Monday, November 16, 2009

Dollar approaches critical levels





The dollar continues to trade lower, and is now only a few percentage points above its all-time lows against other currencies, both nominally and in inflation-adjusted terms, as shown in these two charts above.

Bernanke's speech this morning provided no comfort for dollar bulls, since once again he all but guaranteed that monetary policy would extraordinarily accommodative for a long time, while also remaining relatively downbeat on the prospects for the U.S. economy. He promised the dollar would remain a strong currency, however, and he noted that the Fed was watching the dollar's value, but he utterly failed to say how the dollar might rise from all-time lows to a level that might be considered strong. He also failed to comment on the significance of gold reaching another all-time high of $1140/oz., and what that says about the dollar's value and the Fed's stewardship of the currency.

A dispassionate observer would undoubtedly conclude from all this that the fundamentals couldn't be much worse for the dollar than they are today: weak economic growth prospects, astoundingly profligate fiscal policy, massively accommodative monetary policy, and an almost total absence of any official concern for the value of the dollar. But the same observer would also note that the dollar's value today is largely consistent with these fundamentals.

So where does that leave us? When the fundamentals are awful and the pricing is awful, then awful things must happen, otherwise the market is going to have to rethink its position. I think that as the dollar approaches its all-time lows the situation is increasingly ripe for some big shocks to consensus thinking. Perhaps the economy isn't as weak as everyone seems to think. Perhaps the Fed won't have to keep short-term rates at zero for another year.

Meanwhile, dollar weakness continues to go hand in hand with equity market strength, as this chart, which I have been showing repeatedly, shows. My theory for why a weak dollar is good for the stock market is that the dollar's weakness is a reflection of a rebound in money velocity, and that in turn is fueling an expansion of economic activity worldwide. There is at least one silver lining to the dollar's otherwise miserable condition.


7 comments:

W.E. Heasley, CLU, LUTCF said...

Mr. Grannis:

“A dispassionate observer would undoubtedly conclude from all this that the fundamentals couldn't be much worse for the dollar than they are today: weak economic growth prospects, astoundingly profligate fiscal policy, massively accommodative monetary policy, and an almost total absence of any official concern for the value of the dollar.”

Oh so true. Might want to add Hyper-Debt to the equation.

Maybe someone will write a book: “An Inconvenient Dollar”.

Public Library said...

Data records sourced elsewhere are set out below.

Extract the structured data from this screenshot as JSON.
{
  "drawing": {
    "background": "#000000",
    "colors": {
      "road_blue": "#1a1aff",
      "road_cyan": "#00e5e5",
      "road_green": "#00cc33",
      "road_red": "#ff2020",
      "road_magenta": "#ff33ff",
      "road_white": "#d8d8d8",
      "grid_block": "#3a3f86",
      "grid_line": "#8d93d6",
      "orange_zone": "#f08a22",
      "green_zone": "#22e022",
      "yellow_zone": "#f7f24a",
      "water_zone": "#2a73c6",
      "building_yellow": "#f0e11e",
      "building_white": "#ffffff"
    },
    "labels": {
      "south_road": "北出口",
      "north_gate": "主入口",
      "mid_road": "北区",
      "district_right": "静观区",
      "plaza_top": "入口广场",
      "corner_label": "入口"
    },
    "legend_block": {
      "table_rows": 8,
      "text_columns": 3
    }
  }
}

This chart over at calculated risk, while designed to show when the Fed usually tightens post recessions, looks scary from a long term perspective when looking at the decreasing bounds at which the Fed has been required to lower rates.

http://4.bp.blogspot.com/_pMscxxELHEg/SrgJWrcjtTI/AAAAAAAAGYc/-FeEjTAsTC0/s1600-h/FedFundsUnemployment.jpg

What comes next, negative rates?

Scott Grannis said...

The chart may suggest something to you, but I don't see any implications for where rates will have to be the next time the Fed eases. The Fed mades some huge mistakes during the period represented in that chart, by the way. They tightened too much for too long in the late 1990s, and they eased too much for too long in the 2000s. That sets up a roller-coaster effect that exaggerates subsequent moves but doesn't mandate what should or will happen next.

狂猪 said...

I am a strong believer in mean reversion. I think the dollar is near the bottom and isn't likely to fall much further. However, it is hard to say how long the dollar will bounce around near the bottom.

I am very puzzled by why the Euro has gotten so much stronger. I am under the impression that the US is ahead of Europe in the recovery.

Scott Grannis said...

The euro is stronger because a) the dollar is weaker (and between the two of them you have a huge share of the world's wealth), and b) the ECB has done a better job managing monetary policy than the Fed.

Public Library said...

And what makes this Fed or future Feds, any better than past ones?

Scott Grannis said...

Feds are only as good as the people and the ideas that guide them.